** Opening Recorded information block **

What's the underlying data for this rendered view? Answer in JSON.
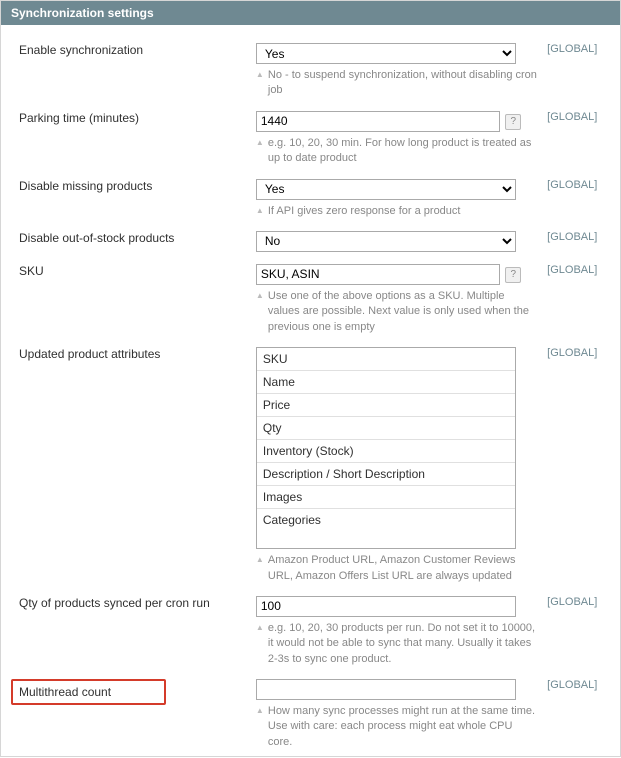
{
  "panel": {
    "title": "Synchronization settings"
  },
  "scope": {
    "global": "[GLOBAL]"
  },
  "fields": {
    "enable_sync": {
      "label": "Enable synchronization",
      "value": "Yes",
      "note": "No - to suspend synchronization, without disabling cron job"
    },
    "parking_time": {
      "label": "Parking time (minutes)",
      "value": "1440",
      "note": "e.g. 10, 20, 30 min. For how long product is treated as up to date product"
    },
    "disable_missing": {
      "label": "Disable missing products",
      "value": "Yes",
      "note": "If API gives zero response for a product"
    },
    "disable_oos": {
      "label": "Disable out-of-stock products",
      "value": "No"
    },
    "sku": {
      "label": "SKU",
      "value": "SKU, ASIN",
      "note": "Use one of the above options as a SKU. Multiple values are possible. Next value is only used when the previous one is empty"
    },
    "updated_attrs": {
      "label": "Updated product attributes",
      "options": [
        "SKU",
        "Name",
        "Price",
        "Qty",
        "Inventory (Stock)",
        "Description / Short Description",
        "Images",
        "Categories"
      ],
      "note": "Amazon Product URL, Amazon Customer Reviews URL, Amazon Offers List URL are always updated"
    },
    "qty_per_run": {
      "label": "Qty of products synced per cron run",
      "value": "100",
      "note": "e.g. 10, 20, 30 products per run. Do not set it to 10000, it would not be able to sync that many. Usually it takes 2-3s to sync one product."
    },
    "multithread": {
      "label": "Multithread count",
      "value": "",
      "note": "How many sync processes might run at the same time. Use with care: each process might eat whole CPU core."
    }
  },
  "help_glyph": "?"
}
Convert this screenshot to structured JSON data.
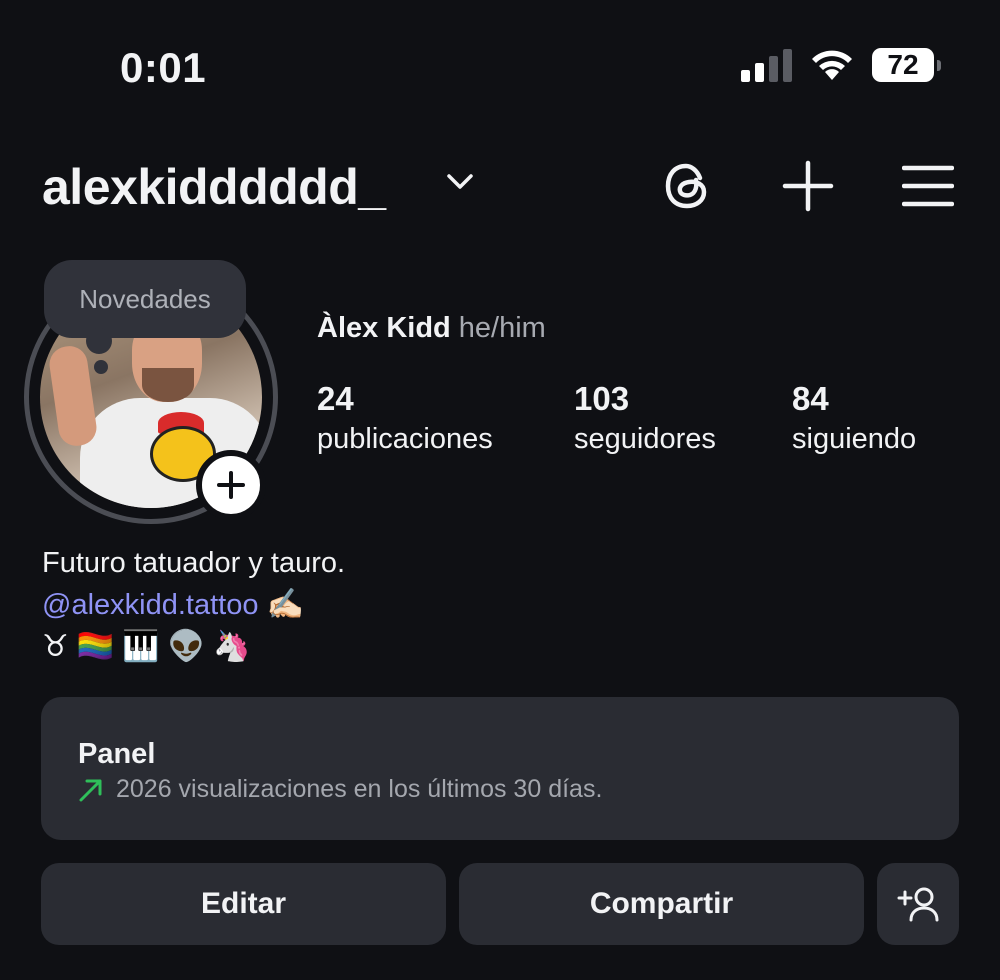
{
  "status_bar": {
    "time": "0:01",
    "battery": "72",
    "signal_bars_active": 2,
    "signal_bars_total": 4
  },
  "header": {
    "username": "alexkidddddd_",
    "icons": [
      "chevron-down-icon",
      "threads-icon",
      "plus-icon",
      "menu-icon"
    ]
  },
  "notes_bubble": {
    "label": "Novedades"
  },
  "profile": {
    "name": "Àlex Kidd",
    "pronouns": "he/him",
    "stats": [
      {
        "value": "24",
        "label": "publicaciones"
      },
      {
        "value": "103",
        "label": "seguidores"
      },
      {
        "value": "84",
        "label": "siguiendo"
      }
    ]
  },
  "bio": {
    "line1": "Futuro tatuador y tauro.",
    "link": "@alexkidd.tattoo",
    "link_emoji": "✍🏻",
    "emojis": [
      "♉",
      "🏳️‍🌈",
      "🎹",
      "👽",
      "🦄"
    ]
  },
  "panel": {
    "title": "Panel",
    "subtitle": "2026 visualizaciones en los últimos 30 días."
  },
  "buttons": {
    "edit": "Editar",
    "share": "Compartir"
  },
  "colors": {
    "background": "#0f1014",
    "card": "#2a2c33",
    "link": "#8f93f5",
    "trend_up": "#2fbf5a"
  }
}
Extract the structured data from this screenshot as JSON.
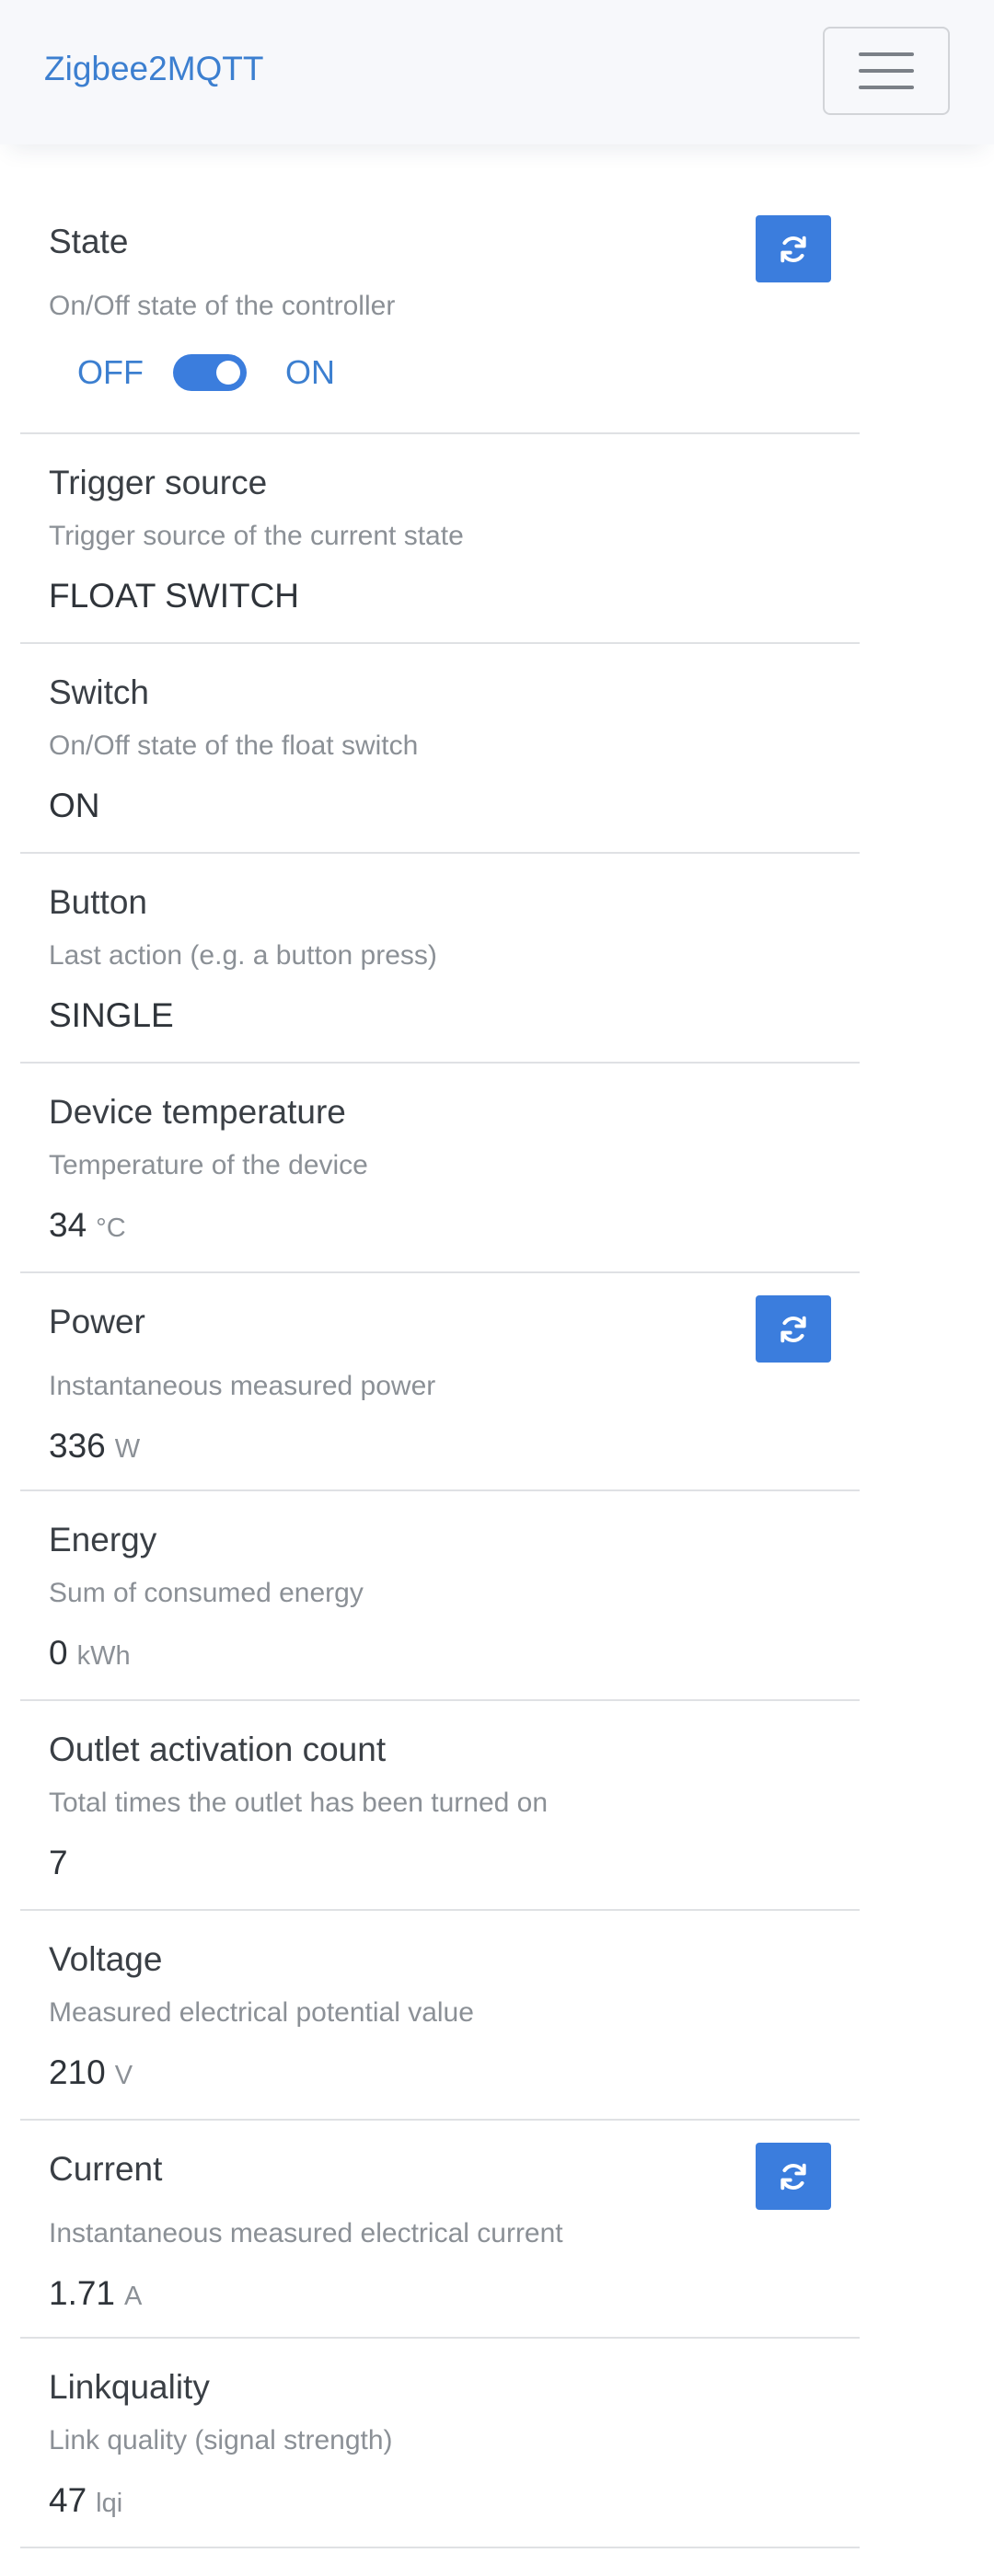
{
  "app": {
    "brand": "Zigbee2MQTT"
  },
  "features": [
    {
      "title": "State",
      "description": "On/Off state of the controller",
      "off_label": "OFF",
      "on_label": "ON",
      "switch_on": true
    },
    {
      "title": "Trigger source",
      "description": "Trigger source of the current state",
      "value": "FLOAT SWITCH"
    },
    {
      "title": "Switch",
      "description": "On/Off state of the float switch",
      "value": "ON"
    },
    {
      "title": "Button",
      "description": "Last action (e.g. a button press)",
      "value": "SINGLE"
    },
    {
      "title": "Device temperature",
      "description": "Temperature of the device",
      "value": "34",
      "unit": "°C"
    },
    {
      "title": "Power",
      "description": "Instantaneous measured power",
      "value": "336",
      "unit": "W"
    },
    {
      "title": "Energy",
      "description": "Sum of consumed energy",
      "value": "0",
      "unit": "kWh"
    },
    {
      "title": "Outlet activation count",
      "description": "Total times the outlet has been turned on",
      "value": "7"
    },
    {
      "title": "Voltage",
      "description": "Measured electrical potential value",
      "value": "210",
      "unit": "V"
    },
    {
      "title": "Current",
      "description": "Instantaneous measured electrical current",
      "value": "1.71",
      "unit": "A"
    },
    {
      "title": "Linkquality",
      "description": "Link quality (signal strength)",
      "value": "47",
      "unit": "lqi"
    }
  ],
  "colors": {
    "accent": "#3b7ddd",
    "brand": "#3c7fd0",
    "text": "#3a3f45",
    "muted": "#8b9096",
    "divider": "#dfe1e4"
  },
  "icons": {
    "menu": "hamburger-icon",
    "refresh": "sync-arrows-icon"
  }
}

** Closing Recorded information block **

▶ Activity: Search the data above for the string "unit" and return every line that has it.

▶ Solution for this exercise:
      "unit": "°C"
      "unit": "W"
      "unit": "kWh"
      "unit": "V"
      "unit": "A"
      "unit": "lqi"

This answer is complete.